─── Material for this exercise ───

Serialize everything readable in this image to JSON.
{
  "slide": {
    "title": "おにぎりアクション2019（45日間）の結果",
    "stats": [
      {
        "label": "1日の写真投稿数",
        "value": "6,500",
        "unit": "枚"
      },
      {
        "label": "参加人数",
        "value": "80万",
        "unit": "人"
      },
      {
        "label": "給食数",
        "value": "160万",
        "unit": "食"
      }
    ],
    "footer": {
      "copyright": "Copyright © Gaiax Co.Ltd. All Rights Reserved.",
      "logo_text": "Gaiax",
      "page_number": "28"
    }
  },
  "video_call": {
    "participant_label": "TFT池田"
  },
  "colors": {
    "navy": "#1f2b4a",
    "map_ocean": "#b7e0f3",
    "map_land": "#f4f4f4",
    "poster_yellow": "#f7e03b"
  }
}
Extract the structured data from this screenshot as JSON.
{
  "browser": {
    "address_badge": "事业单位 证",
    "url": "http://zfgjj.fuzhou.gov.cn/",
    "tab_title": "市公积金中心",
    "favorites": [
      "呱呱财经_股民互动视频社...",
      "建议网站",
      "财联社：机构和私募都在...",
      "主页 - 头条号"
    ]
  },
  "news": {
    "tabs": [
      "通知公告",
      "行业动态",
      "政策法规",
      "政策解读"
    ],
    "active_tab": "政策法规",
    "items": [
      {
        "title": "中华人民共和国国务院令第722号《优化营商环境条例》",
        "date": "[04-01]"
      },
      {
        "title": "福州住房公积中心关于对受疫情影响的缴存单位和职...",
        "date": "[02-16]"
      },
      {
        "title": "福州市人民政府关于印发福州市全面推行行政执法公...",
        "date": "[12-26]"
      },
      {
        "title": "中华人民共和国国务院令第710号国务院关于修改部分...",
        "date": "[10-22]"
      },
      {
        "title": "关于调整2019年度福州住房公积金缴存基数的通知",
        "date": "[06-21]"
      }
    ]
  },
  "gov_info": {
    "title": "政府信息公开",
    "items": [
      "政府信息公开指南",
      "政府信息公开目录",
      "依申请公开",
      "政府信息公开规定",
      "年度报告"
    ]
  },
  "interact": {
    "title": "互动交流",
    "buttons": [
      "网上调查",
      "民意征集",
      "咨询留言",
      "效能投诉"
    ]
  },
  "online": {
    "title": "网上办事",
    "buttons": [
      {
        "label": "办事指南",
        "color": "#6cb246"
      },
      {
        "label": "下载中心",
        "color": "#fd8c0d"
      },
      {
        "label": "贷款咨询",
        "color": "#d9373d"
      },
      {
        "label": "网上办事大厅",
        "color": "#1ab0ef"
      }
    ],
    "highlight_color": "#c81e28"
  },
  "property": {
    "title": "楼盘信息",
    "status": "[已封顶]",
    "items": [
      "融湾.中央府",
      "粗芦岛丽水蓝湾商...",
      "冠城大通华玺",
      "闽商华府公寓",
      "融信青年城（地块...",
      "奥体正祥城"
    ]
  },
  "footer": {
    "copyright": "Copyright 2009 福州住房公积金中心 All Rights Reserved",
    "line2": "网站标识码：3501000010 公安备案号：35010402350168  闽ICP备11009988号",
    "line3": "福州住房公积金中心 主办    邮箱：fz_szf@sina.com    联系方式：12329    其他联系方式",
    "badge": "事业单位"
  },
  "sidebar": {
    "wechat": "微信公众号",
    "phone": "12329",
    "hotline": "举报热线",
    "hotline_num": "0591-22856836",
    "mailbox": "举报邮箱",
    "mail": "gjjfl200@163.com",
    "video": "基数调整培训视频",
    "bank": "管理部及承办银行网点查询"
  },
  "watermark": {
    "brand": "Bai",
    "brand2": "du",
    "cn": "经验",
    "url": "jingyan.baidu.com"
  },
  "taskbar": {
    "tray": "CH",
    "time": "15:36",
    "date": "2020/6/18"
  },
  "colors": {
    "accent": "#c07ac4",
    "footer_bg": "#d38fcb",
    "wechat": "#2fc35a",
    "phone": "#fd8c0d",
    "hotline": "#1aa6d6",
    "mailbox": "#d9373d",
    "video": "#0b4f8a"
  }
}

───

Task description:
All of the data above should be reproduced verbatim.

Exercise output:
Serialize everything readable in this image to JSON.
{
  "slide": {
    "title": "おにぎりアクション2019（45日間）の結果",
    "stats": [
      {
        "label": "1日の写真投稿数",
        "value": "6,500",
        "unit": "枚"
      },
      {
        "label": "参加人数",
        "value": "80万",
        "unit": "人"
      },
      {
        "label": "給食数",
        "value": "160万",
        "unit": "食"
      }
    ],
    "footer": {
      "copyright": "Copyright © Gaiax Co.Ltd. All Rights Reserved.",
      "logo_text": "Gaiax",
      "page_number": "28"
    }
  },
  "video_call": {
    "participant_label": "TFT池田"
  },
  "colors": {
    "navy": "#1f2b4a",
    "map_ocean": "#b7e0f3",
    "map_land": "#f4f4f4",
    "poster_yellow": "#f7e03b"
  }
}
Extract the structured data from this screenshot as JSON.
{
  "browser": {
    "address_badge": "事业单位 证",
    "url": "http://zfgjj.fuzhou.gov.cn/",
    "tab_title": "市公积金中心",
    "favorites": [
      "呱呱财经_股民互动视频社...",
      "建议网站",
      "财联社：机构和私募都在...",
      "主页 - 头条号"
    ]
  },
  "news": {
    "tabs": [
      "通知公告",
      "行业动态",
      "政策法规",
      "政策解读"
    ],
    "active_tab": "政策法规",
    "items": [
      {
        "title": "中华人民共和国国务院令第722号《优化营商环境条例》",
        "date": "[04-01]"
      },
      {
        "title": "福州住房公积中心关于对受疫情影响的缴存单位和职...",
        "date": "[02-16]"
      },
      {
        "title": "福州市人民政府关于印发福州市全面推行行政执法公...",
        "date": "[12-26]"
      },
      {
        "title": "中华人民共和国国务院令第710号国务院关于修改部分...",
        "date": "[10-22]"
      },
      {
        "title": "关于调整2019年度福州住房公积金缴存基数的通知",
        "date": "[06-21]"
      }
    ]
  },
  "gov_info": {
    "title": "政府信息公开",
    "items": [
      "政府信息公开指南",
      "政府信息公开目录",
      "依申请公开",
      "政府信息公开规定",
      "年度报告"
    ]
  },
  "interact": {
    "title": "互动交流",
    "buttons": [
      "网上调查",
      "民意征集",
      "咨询留言",
      "效能投诉"
    ]
  },
  "online": {
    "title": "网上办事",
    "buttons": [
      {
        "label": "办事指南",
        "color": "#6cb246"
      },
      {
        "label": "下载中心",
        "color": "#fd8c0d"
      },
      {
        "label": "贷款咨询",
        "color": "#d9373d"
      },
      {
        "label": "网上办事大厅",
        "color": "#1ab0ef"
      }
    ],
    "highlight_color": "#c81e28"
  },
  "property": {
    "title": "楼盘信息",
    "status": "[已封顶]",
    "items": [
      "融湾.中央府",
      "粗芦岛丽水蓝湾商...",
      "冠城大通华玺",
      "闽商华府公寓",
      "融信青年城（地块...",
      "奥体正祥城"
    ]
  },
  "footer": {
    "copyright": "Copyright 2009 福州住房公积金中心 All Rights Reserved",
    "line2": "网站标识码：3501000010 公安备案号：35010402350168  闽ICP备11009988号",
    "line3": "福州住房公积金中心 主办    邮箱：fz_szf@sina.com    联系方式：12329    其他联系方式",
    "badge": "事业单位"
  },
  "sidebar": {
    "wechat": "微信公众号",
    "phone": "12329",
    "hotline": "举报热线",
    "hotline_num": "0591-22856836",
    "mailbox": "举报邮箱",
    "mail": "gjjfl200@163.com",
    "video": "基数调整培训视频",
    "bank": "管理部及承办银行网点查询"
  },
  "watermark": {
    "brand": "Bai",
    "brand2": "du",
    "cn": "经验",
    "url": "jingyan.baidu.com"
  },
  "taskbar": {
    "tray": "CH",
    "time": "15:36",
    "date": "2020/6/18"
  },
  "colors": {
    "accent": "#c07ac4",
    "footer_bg": "#d38fcb",
    "wechat": "#2fc35a",
    "phone": "#fd8c0d",
    "hotline": "#1aa6d6",
    "mailbox": "#d9373d",
    "video": "#0b4f8a"
  }
}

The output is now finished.